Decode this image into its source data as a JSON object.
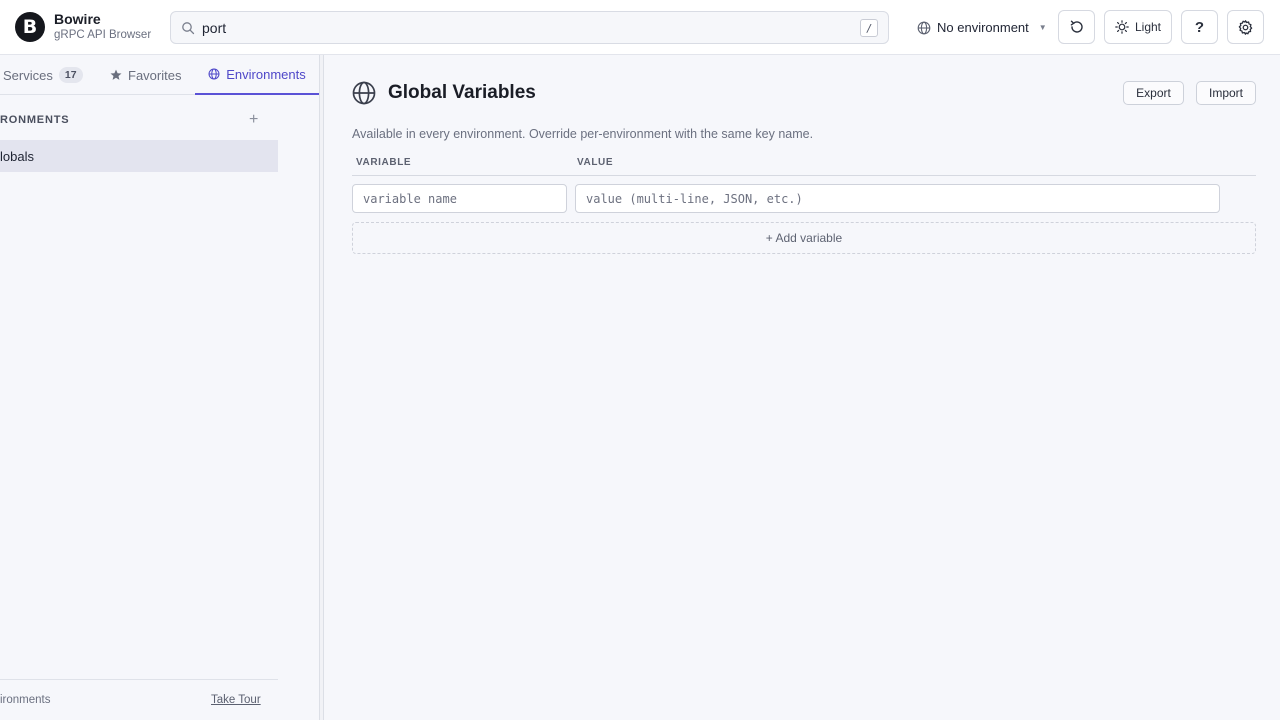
{
  "app": {
    "logo_letter": "B",
    "title": "Bowire",
    "subtitle": "gRPC API Browser"
  },
  "search": {
    "value": "port",
    "shortcut": "/"
  },
  "environment_selector": {
    "label": "No environment"
  },
  "toolbar": {
    "theme_label": "Light",
    "help_label": "?"
  },
  "sidebar": {
    "tabs": [
      {
        "label": "Services",
        "count": "17"
      },
      {
        "label": "Favorites"
      },
      {
        "label": "Environments"
      }
    ],
    "section_label": "RONMENTS",
    "add_symbol": "+",
    "items": [
      {
        "label": "lobals"
      }
    ],
    "footer": {
      "left_text": "ironments",
      "tour_label": "Take Tour"
    }
  },
  "main": {
    "title": "Global Variables",
    "export_label": "Export",
    "import_label": "Import",
    "description": "Available in every environment. Override per-environment with the same key name.",
    "columns": {
      "variable": "VARIABLE",
      "value": "VALUE"
    },
    "variable_placeholder": "variable name",
    "value_placeholder": "value (multi-line, JSON, etc.)",
    "add_variable_label": "+ Add variable"
  },
  "colors": {
    "accent": "#5a52d6",
    "selected_bg": "#e3e4ef"
  }
}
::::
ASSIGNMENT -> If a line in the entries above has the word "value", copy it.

RESULT OF THIS TASK ->
    "value": "port",
      "value": "VALUE"
    "value_placeholder": "value (multi-line, JSON, etc.)",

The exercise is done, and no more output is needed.